I noted a few banners on the balcony at the Holte End…”AVFC Our Obsession” and “The Holte End – The 12th Man.” These are in a similar vain to out banners at Chelsea. A nice touch I think. You may not have seen it on TV, but there is a permanent message on the balcony at the North Stand…it details about twenty words uttered by the commentator when Tony Morley crossed for Peter Withe to score the winning goal in the 1982 European Cup Final. Again, a nice touch. At half-time, a platoon of soldiers, just back from Afghanistan, were welcomed onto the pitch and they walked the perimeter, shaking hands with fans from both sides.

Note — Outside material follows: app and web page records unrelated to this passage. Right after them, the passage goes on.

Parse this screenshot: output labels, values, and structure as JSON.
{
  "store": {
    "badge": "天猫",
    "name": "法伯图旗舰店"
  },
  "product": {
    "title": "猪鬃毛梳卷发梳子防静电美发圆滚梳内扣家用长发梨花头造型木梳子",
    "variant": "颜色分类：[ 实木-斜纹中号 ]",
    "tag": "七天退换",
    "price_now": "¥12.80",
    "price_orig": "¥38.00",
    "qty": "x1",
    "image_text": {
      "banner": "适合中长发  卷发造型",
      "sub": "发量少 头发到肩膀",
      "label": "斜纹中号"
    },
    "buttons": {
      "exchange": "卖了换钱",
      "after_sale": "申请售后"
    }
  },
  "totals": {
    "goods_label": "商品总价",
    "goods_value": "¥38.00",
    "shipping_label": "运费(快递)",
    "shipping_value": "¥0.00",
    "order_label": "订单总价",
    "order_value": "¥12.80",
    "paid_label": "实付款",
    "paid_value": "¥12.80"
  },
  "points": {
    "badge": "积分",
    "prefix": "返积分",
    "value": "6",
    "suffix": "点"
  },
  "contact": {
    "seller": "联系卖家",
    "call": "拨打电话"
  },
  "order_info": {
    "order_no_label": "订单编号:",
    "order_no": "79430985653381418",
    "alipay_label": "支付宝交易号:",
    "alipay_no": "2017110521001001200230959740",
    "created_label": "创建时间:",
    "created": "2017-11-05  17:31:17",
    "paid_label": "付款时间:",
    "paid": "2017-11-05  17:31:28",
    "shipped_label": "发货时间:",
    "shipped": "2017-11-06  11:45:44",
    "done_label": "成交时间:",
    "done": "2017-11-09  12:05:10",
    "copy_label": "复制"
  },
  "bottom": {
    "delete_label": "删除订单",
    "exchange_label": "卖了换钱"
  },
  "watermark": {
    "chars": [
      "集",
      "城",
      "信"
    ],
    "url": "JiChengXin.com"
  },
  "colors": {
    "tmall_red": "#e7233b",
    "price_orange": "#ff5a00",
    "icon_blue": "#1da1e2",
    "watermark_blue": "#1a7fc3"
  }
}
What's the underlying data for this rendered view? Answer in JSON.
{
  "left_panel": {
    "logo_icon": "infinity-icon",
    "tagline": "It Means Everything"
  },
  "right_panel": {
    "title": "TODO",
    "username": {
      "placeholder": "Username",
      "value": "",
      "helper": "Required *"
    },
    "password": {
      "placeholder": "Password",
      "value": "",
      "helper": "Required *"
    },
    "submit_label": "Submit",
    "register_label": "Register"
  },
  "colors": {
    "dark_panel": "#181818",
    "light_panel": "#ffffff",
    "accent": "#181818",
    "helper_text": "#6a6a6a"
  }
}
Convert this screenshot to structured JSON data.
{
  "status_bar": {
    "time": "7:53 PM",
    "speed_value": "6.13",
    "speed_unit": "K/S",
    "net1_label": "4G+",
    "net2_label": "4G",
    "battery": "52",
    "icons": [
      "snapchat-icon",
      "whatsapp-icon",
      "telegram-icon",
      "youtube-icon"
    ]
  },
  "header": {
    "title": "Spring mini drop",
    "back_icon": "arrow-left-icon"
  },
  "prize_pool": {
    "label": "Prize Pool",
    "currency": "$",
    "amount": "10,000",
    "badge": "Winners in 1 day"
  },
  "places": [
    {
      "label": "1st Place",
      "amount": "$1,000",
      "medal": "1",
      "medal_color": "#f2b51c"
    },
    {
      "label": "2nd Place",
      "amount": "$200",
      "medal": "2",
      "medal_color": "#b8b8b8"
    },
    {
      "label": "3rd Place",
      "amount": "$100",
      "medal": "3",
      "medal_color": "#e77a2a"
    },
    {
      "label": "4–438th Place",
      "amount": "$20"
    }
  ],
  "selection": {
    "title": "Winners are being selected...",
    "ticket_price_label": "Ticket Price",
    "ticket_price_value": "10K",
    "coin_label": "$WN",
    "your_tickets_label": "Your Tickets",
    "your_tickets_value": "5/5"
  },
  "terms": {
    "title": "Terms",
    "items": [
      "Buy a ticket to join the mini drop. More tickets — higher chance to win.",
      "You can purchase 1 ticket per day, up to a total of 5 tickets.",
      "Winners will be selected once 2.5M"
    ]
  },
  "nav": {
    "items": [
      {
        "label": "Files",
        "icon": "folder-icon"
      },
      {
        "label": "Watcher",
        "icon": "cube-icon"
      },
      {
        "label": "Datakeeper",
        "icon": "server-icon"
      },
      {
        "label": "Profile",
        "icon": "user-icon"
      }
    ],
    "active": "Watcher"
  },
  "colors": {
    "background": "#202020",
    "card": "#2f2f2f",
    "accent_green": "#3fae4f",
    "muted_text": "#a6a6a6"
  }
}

I expected them to get to our section and for the first one to ask “right – where’s Lovejoy?” Bob was about six seats away from Lovejoy and reported that he stayed awake all game.
Soon into the second-half, my good mate Alan pointed out past the North stand, to my right and said “blimey – looks like even the mascots have given up on the game.” The two Aston Villa mascots ( lions – no doubt called Rory and Leo I suspect ) were seen walking across the Villa car park…as bizarre a sight as I have seen for ages, like something from a Dom Joly TV show. I had to capture it on film – and once I get the photograph, I will run it as a caption competition. My submission is –
“Right, I’ll see you back home. Don’t forget the shopping – a tin of baked beans, some washing up liquid, a wildebeest and a couple of gazelles.”
Roars of laughter.
Villa had more of the game in the second-half and I had to note that on many occasions our central three of Mikel, Ballack and Lampard were too close to each other. We seemed unable to exploit space out wide. However, I thought Deco did OK when he came on. Villa had a few half-chances but their finishes were poor. JT had a great game alongside Alex, especially when they were faced with both Carew and Heskey.
Loads more photographs of the team celebrating together in front of the delirious away fans at the end of the game, too.
Well happy with the result. Fine singing from us, too.
I met up after with all my mates outside The Cap And Gown pub. Andy, Parky and myself were headed home, but the other members of The Bing ( Alan, Gary, Daryl, Simon, Milo, plus associate member Bob ) were off into the city centre for some beers. We will all meet again on Wednesday for the Juventus game. It was very warm on the trot back to the car – February for heavens sake! I overheard a few Villa fans grumbling to each other and inwardly smiled.
We were very happy to hear that the Goons had dropped points at home. The weather was beautiful as we raced south. What a nice day out. Just time for a solitary beer at The Black Horse in Trowbridge and we arrived just as United scored. We watched for half-an-hour, the pub full of plastic United fans. Parky looked like he was looking for an excuse to give a United fan some verbal, so I excused myself and left just before Ronaldo gave them the 2-1 win.
United will win the league this season, but I think we can push on and finish second.
I have waited thirty-four years to say this…”Juventus next.”